This example shows how to calculate the cash equivalent of a fluctuating cheap loan account, using both the averaging method (see EIM26220) and the precise method (see EIM26230).

A director has a standing loan arrangement with the company for which he works. His withdrawals are used to pay his children’s school fees. The company charges him interest at 2% on the outstanding balance of his loan account, the interest being payable annually on 31 December, which is the company’s accounting date.

On 5 April in the year preceding the year of assessment the balance outstanding on his loan account with the company is £9,500. During the year of assessment he repays £900 on 30 June but on 1 October he draws a further £1,500 to pay school fees. He makes no further repayments and draws no further funds prior to the following 5 April, but on 31 December in the year of assessment he is charged £50, being the interest payable by him for the company’s accounting year to 31 December. The interest charge of £100 is met by deduction from his salary cheque for that month. No other loans are in existence.

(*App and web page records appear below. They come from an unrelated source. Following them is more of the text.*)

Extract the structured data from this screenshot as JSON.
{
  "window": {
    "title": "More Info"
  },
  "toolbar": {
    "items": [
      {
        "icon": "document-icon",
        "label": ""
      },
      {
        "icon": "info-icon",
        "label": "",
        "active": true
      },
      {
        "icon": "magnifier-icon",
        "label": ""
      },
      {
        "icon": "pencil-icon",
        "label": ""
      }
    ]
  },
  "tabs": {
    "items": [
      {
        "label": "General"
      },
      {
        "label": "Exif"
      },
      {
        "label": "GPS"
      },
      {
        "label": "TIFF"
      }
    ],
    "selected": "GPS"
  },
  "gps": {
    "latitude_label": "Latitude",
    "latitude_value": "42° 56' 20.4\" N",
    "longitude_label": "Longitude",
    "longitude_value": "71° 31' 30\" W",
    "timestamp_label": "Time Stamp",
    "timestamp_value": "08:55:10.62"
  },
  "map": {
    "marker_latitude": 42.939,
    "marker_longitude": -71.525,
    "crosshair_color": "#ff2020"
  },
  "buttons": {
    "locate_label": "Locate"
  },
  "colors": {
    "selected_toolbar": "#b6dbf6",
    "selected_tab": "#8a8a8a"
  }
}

The appropriate official rate was 4%.

Liability on the normal averaging method (see EIM26210)

            £
             
(9,500 + £10,100 / 2)          x       (12 / 12) x (4 / 100) = 392
Less interest paid 100          
Chargeable benefit 292          

Liability on the alternative precise method (see EIM26230)

Period Balance   £  
         
6 April to 30 June (86 days) £9,500 for 86 days at 4% = 89.53  
1 July to 30 September (92 days) £8,600 for 92 days at 4% = 86.70  
1 October to 5 April (187 days) £10,100 for 187 days at 4% = 206.98  
Total     383.21  
Less interest paid not eligible for relief 100.00      
Chargeable benefit 283.21 say £283    

The normal averaging method of calculation, which would be applied automatically, operates to the director’s disadvantage since his average loan over the year is about £9,580 and not £9,800 (£9,500 + £10,100/2).

Therefore, an election for the alternative precise method of calculation (see EIM26230) would be to his advantage.

Note that the interest paid by the director relates to the year ended 31 December and not to the tax year ended 5 April. Unless the director wishes to adopt the interest paid for the tax year you can regard the interest paid for the company’s accounting year ended in the tax year concerned as the interest paid for the relevant tax year (see EIM26252).

The additional loan of £1,500 taken out on 1 October is between the same lender and borrower and in the same currency as the existing loan. Neither loan is a qualifying loan (see EIM26137). The example assumes that each year the employer makes an election for aggregation (see EIM26180).

Exemption under Section 180(1)(b) ITEPA 2003 (see EIM26145) is not due because the total balance outstanding on the non-qualifying loans exceeds £5,000 at some time in the year of assessment.

The director will be treated as having paid £292 (or £283 if an election for the alternative precise method is made) interest on the loan in addition to the £100 actually paid. However this will have no effect on the final liability because none of the interest ranks for deduction or relief of any kind (see EIM26270).

The company may also be chargeable to tax under Section 455 CTA 2010 in respect of loans made to the director (see EIM26500).